Given a triad $\ \textbf{X} =(X;A,B,x_0)$, define $$\pi_n \textbf{X} =\pi_n(X;A,B,x_0) = \pi_n(X;A,B) = \ Hom(\textbf{D}^n , \textbf{X}) \Big/ \! \! \! \sim$$ Recall that this quotient set is naturally a group for $\ n\geqslant 3$, and is abelian for $\ n \geqslant 4$. The group $\ \pi_n \textbf{X} \$ is called the "$n-$dimensional homotopy group of the triad $\ \textbf{X} =(X;A,B,x_0)$".

Homotopy groups of triads are defined using $\ \textbf{D}^n =(D^n;S^{n-1}_+,S^{n-1}_-,p_0)$. My question is:

How can one define the same notion based on a more general triad $\ \textbf{Y} =(Y;V,W,y_0)$? That is, in some way that, for all $\ n \geqslant 2$, we have isomorphisms $$\pi_n \textbf{X} \cong Hom(\textbf{Y}, \textbf{X}) \Big/ \! \! \! \sim$$ where $\ Hom(\textbf{Y}, \textbf{X}) \Big/ \! \! \! \sim \$ is equipped with some natural group product.

I thought maybe we need $Y$ homeomorphic to some compact and pathwise connected subset of $\mathbb{R}^n$, with $V$ and $W$ compact and pathwise connected subsets of $Y$ such that $S^{n-2}$ is a retract of the homeomorphic image of $\ V \cap W \$ in $D^n$, but I don't know if this will work and I don't know if this is the most general case. Can someone help me or show me some way how to do that?

Thanks in advance.

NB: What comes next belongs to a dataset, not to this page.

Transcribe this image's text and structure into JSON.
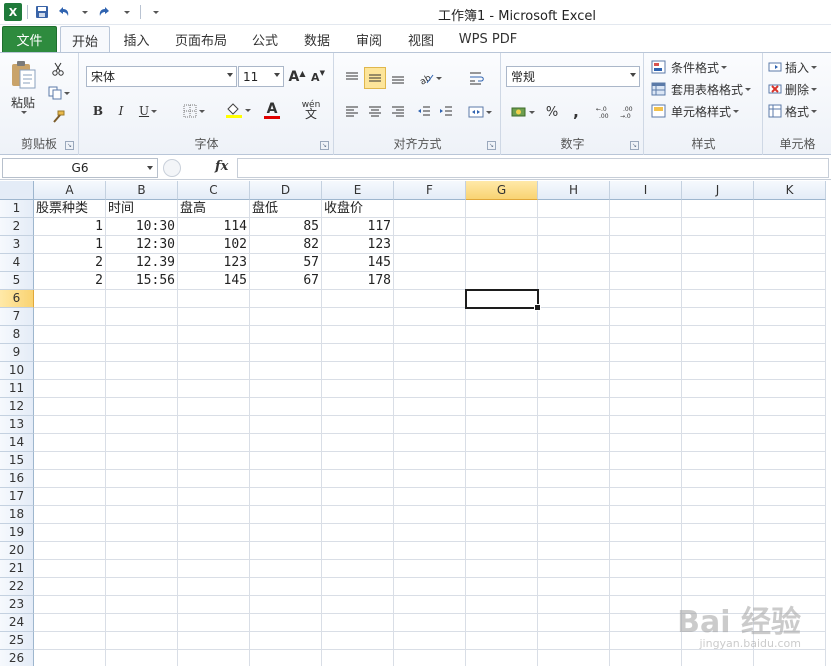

• I streamlined the exposition, your original post was a little cluttered. I hope you agree with the changes. You can always edit the post to your liking. – Olivier Bégassat Sep 20 '14 at 6:03
• Possibly depending on how good the spaces are, if your new triad is triad homotopic to $\mathcal{D}^n$ you will get the space result. – Najib Idrissi Sep 20 '14 at 6:45
• Thanks Olivier Bégassat, I merged the two texts because I did not liked your style, but I used some parts of your writings. – Gustavo Sep 20 '14 at 23:13
• The space $Y$ need to be good enough for us to equip $\ Hom ( \textbf {Y}, \textbf {X} ) \$ with a group product for $\ n \geqslant 3 \$ and that this product is commutative for $\ n \geqslant 4$. – Gustavo Sep 20 '14 at 23:20